One blah night in the 1980s, I was sitting at the counter of my favorite Greek diner in the Village, reading the NY Post and cursing George Steinbrenner when I became aware that the man on the stool next to me was acting strangely. He was making little grunts and moving in a herky-jerky manner. I figured he was a junkie who’d missed his shot. So, I signaled to Nicos that I’d take my toasted blue further down the counter. Just then my counter colleague jerked into my arms in a way that forced me to hold him. As we fell backwards off our stools, he went into full spasm and I somehow knew I had an epileptic seizure on my hands. Literally!  

Classic NYC diner counter
Picture us wrestling in the middle of the floor.

I laid him out on the floor and looked up for help but the entire restaurant (customer and staff alike) had gone into catatonic shock. Those at the counter stared down at me like I was an annoying cockroach scurrying about their feet. Those in booths slowly leaned out until they were at a 90-degree angle with the floor and there they remained.

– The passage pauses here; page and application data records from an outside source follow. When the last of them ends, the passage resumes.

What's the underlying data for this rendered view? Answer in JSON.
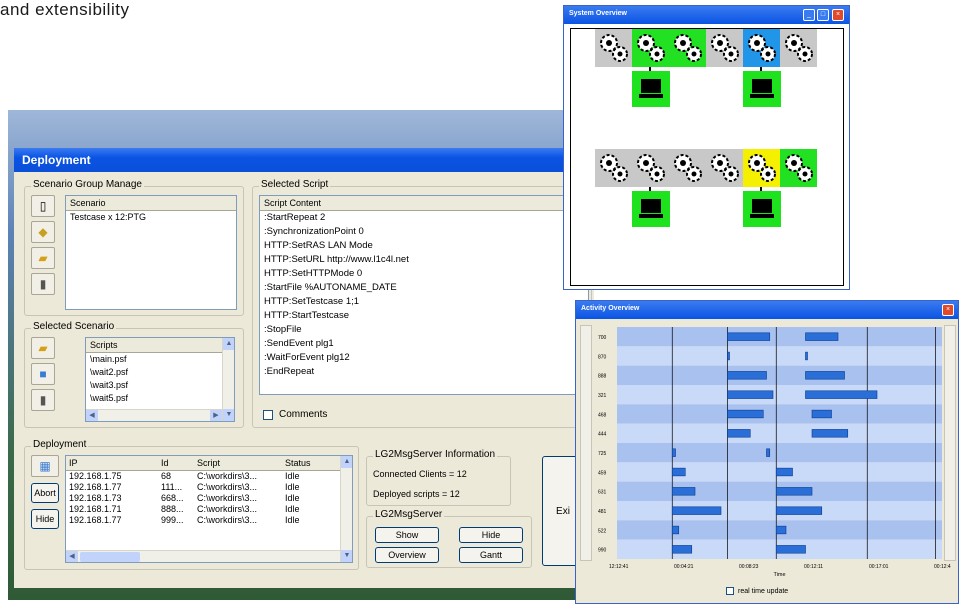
{
  "caption": "and extensibility",
  "deployment": {
    "title": "Deployment",
    "scenario_group": {
      "title": "Scenario Group Manage",
      "header": "Scenario",
      "items": [
        "Testcase x 12:PTG"
      ]
    },
    "selected_scenario": {
      "title": "Selected Scenario",
      "header": "Scripts",
      "items": [
        "\\main.psf",
        "\\wait2.psf",
        "\\wait3.psf",
        "\\wait5.psf"
      ]
    },
    "selected_script": {
      "title": "Selected Script",
      "header": "Script Content",
      "lines": [
        ":StartRepeat 2",
        ":SynchronizationPoint 0",
        "HTTP:SetRAS LAN Mode",
        "HTTP:SetURL http://www.l1c4l.net",
        "HTTP:SetHTTPMode 0",
        ":StartFile %AUTONAME_DATE",
        "HTTP:SetTestcase 1;1",
        "HTTP:StartTestcase",
        ":StopFile",
        ":SendEvent plg1",
        ":WaitForEvent plg12",
        ":EndRepeat"
      ],
      "comments_label": "Comments"
    },
    "deployment_group": {
      "title": "Deployment",
      "columns": [
        "IP",
        "Id",
        "Script",
        "Status"
      ],
      "rows": [
        [
          "192.168.1.75",
          "68",
          "C:\\workdirs\\3...",
          "Idle"
        ],
        [
          "192.168.1.77",
          "111...",
          "C:\\workdirs\\3...",
          "Idle"
        ],
        [
          "192.168.1.73",
          "668...",
          "C:\\workdirs\\3...",
          "Idle"
        ],
        [
          "192.168.1.71",
          "888...",
          "C:\\workdirs\\3...",
          "Idle"
        ],
        [
          "192.168.1.77",
          "999...",
          "C:\\workdirs\\3...",
          "Idle"
        ]
      ],
      "abort_label": "Abort",
      "hide_label": "Hide"
    },
    "server_info": {
      "title": "LG2MsgServer Information",
      "connected": "Connected Clients = 12",
      "deployed": "Deployed scripts = 12"
    },
    "server": {
      "title": "LG2MsgServer",
      "show_label": "Show",
      "hide_label": "Hide",
      "overview_label": "Overview",
      "gantt_label": "Gantt"
    },
    "exit_label": "Exi"
  },
  "system_overview": {
    "title": "System Overview",
    "gear_colors_top": [
      "#c8c8c8",
      "#22e022",
      "#22e022",
      "#c8c8c8",
      "#2196e8",
      "#c8c8c8"
    ],
    "gear_colors_bottom": [
      "#c8c8c8",
      "#c8c8c8",
      "#c8c8c8",
      "#c8c8c8",
      "#f4f000",
      "#22e022"
    ]
  },
  "activity_overview": {
    "title": "Activity Overview",
    "xlabel": "Time",
    "x_ticks": [
      "12:12:41",
      "00:04:21",
      "00:08:23",
      "00:12:11",
      "00:17:01",
      "00:12:4"
    ],
    "row_labels": [
      "700",
      "870",
      "888",
      "321",
      "468",
      "444",
      "725",
      "459",
      "631",
      "481",
      "522",
      "990"
    ],
    "realtime_label": "real time update",
    "bars": [
      [
        [
          0.34,
          0.47
        ],
        [
          0.58,
          0.68
        ]
      ],
      [
        [
          0.34,
          0.345
        ],
        [
          0.58,
          0.585
        ]
      ],
      [
        [
          0.34,
          0.46
        ],
        [
          0.58,
          0.7
        ]
      ],
      [
        [
          0.34,
          0.48
        ],
        [
          0.58,
          0.8
        ]
      ],
      [
        [
          0.34,
          0.45
        ],
        [
          0.6,
          0.66
        ]
      ],
      [
        [
          0.34,
          0.41
        ],
        [
          0.6,
          0.71
        ]
      ],
      [
        [
          0.17,
          0.18
        ],
        [
          0.46,
          0.47
        ]
      ],
      [
        [
          0.17,
          0.21
        ],
        [
          0.49,
          0.54
        ]
      ],
      [
        [
          0.17,
          0.24
        ],
        [
          0.49,
          0.6
        ]
      ],
      [
        [
          0.17,
          0.32
        ],
        [
          0.49,
          0.63
        ]
      ],
      [
        [
          0.17,
          0.19
        ],
        [
          0.49,
          0.52
        ]
      ],
      [
        [
          0.17,
          0.23
        ],
        [
          0.49,
          0.58
        ]
      ]
    ]
  }
}
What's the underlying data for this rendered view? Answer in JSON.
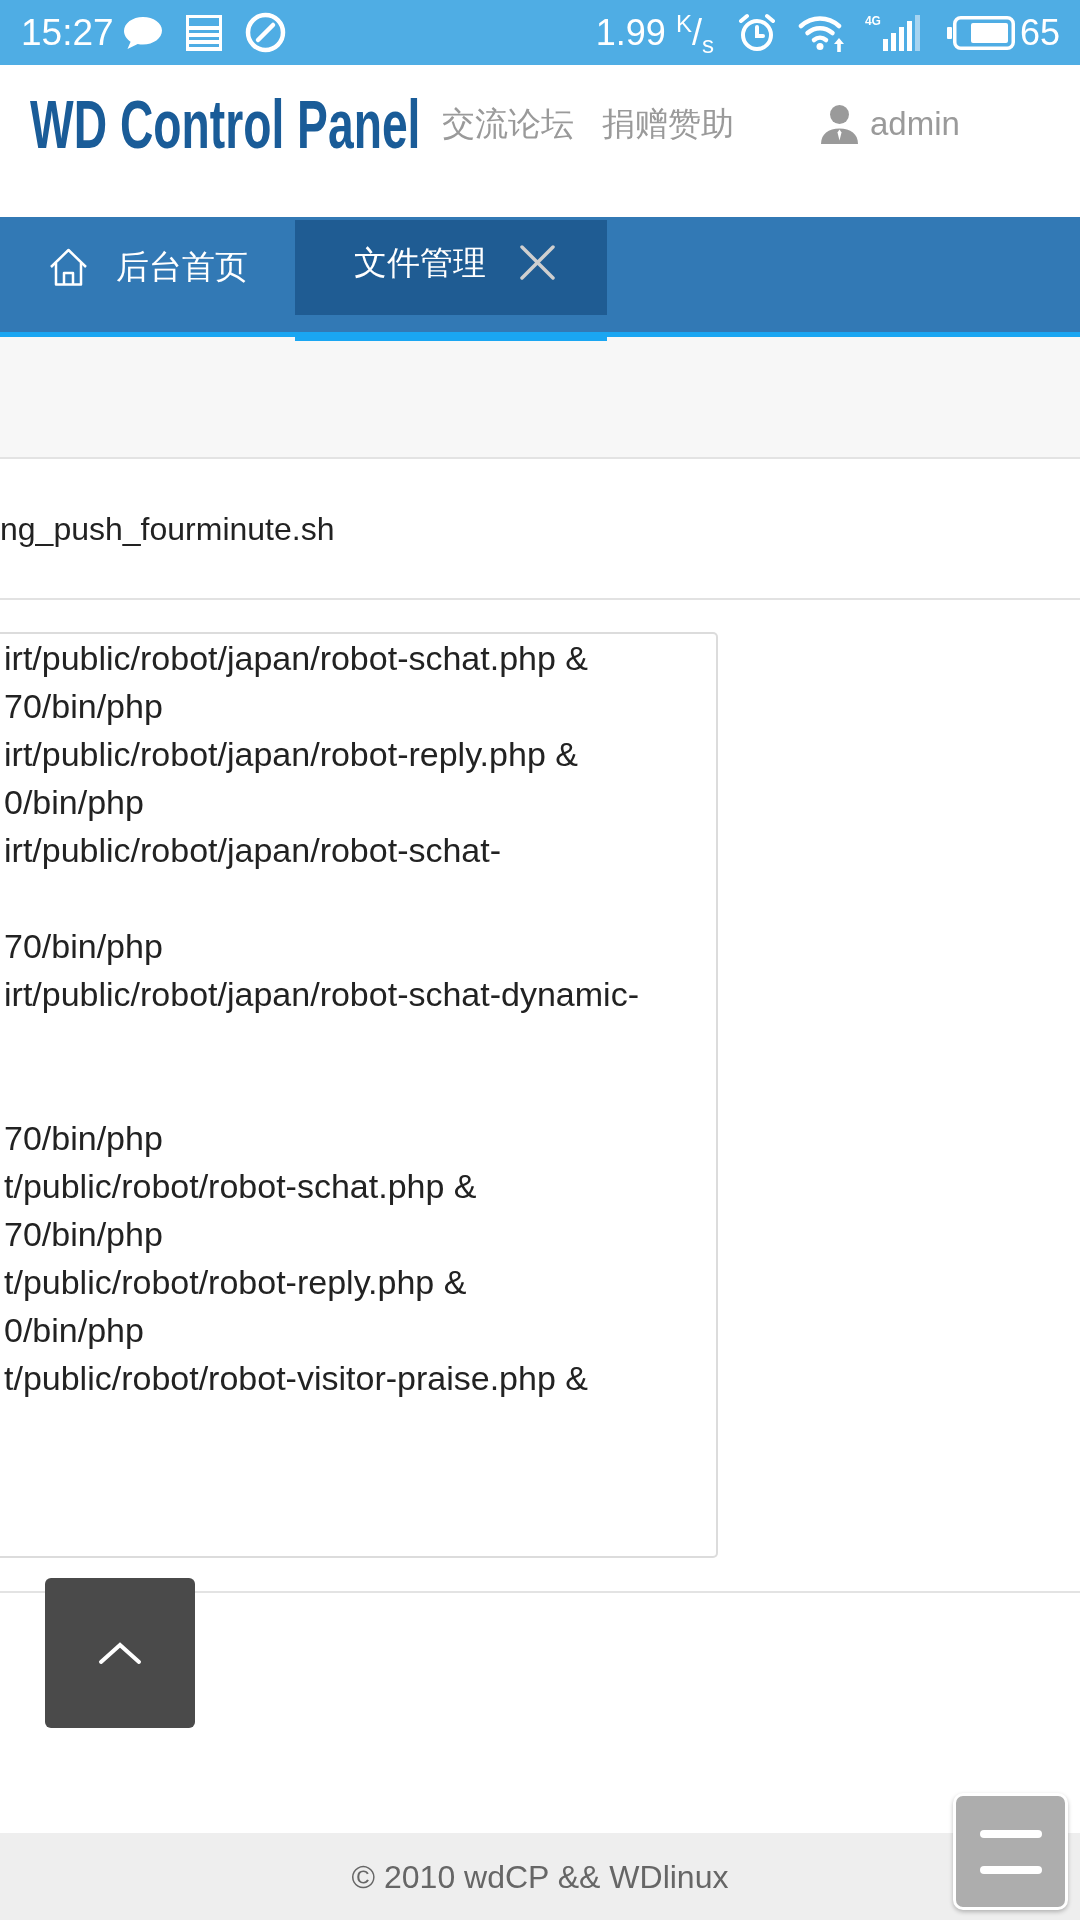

Silent. Staring. Slightly inquisitive. Imagine the RCA Victor dog.  

Meanwhile, the epileptic was flopping around on the floor like a tuna that had been hauled on-board a Sheepshead Bay trawler. I knew less than nothing about the care and feeding of epileptics aside from the fact that you should never get your fingers in an epileptic’s mouth lest your fingers be chomped off. But, silly me, as I looked to my fellow diners for help and began to say something to the effect of, “Hey, does anybody wanna give me a fuckin’ hand here?” My fuckin’ hand got into the epileptic’s mouth.

Bloody hand dangling from alligator's mouth.
I had to act and fast!

As you can imagine, this dilemma increased the fervor of my calls for help. But, to no avail. I considered making like a coyote and chewing my hand off to escape the trap. I considered choking the epileptic to death to gain my freedom. I knew what I did next was risky but I was running out of time and about to be running out of fingers. I managed to get my other hand into the poor bastard’s mouth and pry his jaws apart before they snapped shut fracturing several bicuspids. 

Then, out of nowhere, a typically obese ambulance crew waddled in. I’m not sure if they’d been alerted and were waddling in to answer the call of “diner down” or if they were coincidentally waddling in for their moussaka with fries. I returned to the counter and Nicos gave me some ice for my fingers but the prick still charged me for my toasted blue! 

Fast forward maybe two years.

I’m watching an off-Broadway play in which one character delivers a show-stopping speech about the time he was in a Greek diner and a schmuck got his fingers stuck in an epileptic’s mouth. The actor brought the house down with his mime of the booth-sitters leaning out at a 90-degree angle and staring at the schmuck. That would be me. You guessed it. This playwright had been one of the selfish, frozen assholes who made not a move to help the epileptic or, more importantly, your reporter. Worse. This creep who had plagiarized my pain hadn’t given me an audition for his play.

As the quintessential Brooklyn boy, Ralph Kramden would say, “Bang! Zoom!”

Boy Outa Brooklyn a murder-memoir by Jack Antonio
Image: the smiling face of Steeplechase Park in Coney Island, Brooklyn
Available as an eBook and paperback
amazon.com
amazon.co.uk
And as an eBook here
https://books2read.com/The-Boy-Outa-Brooklyn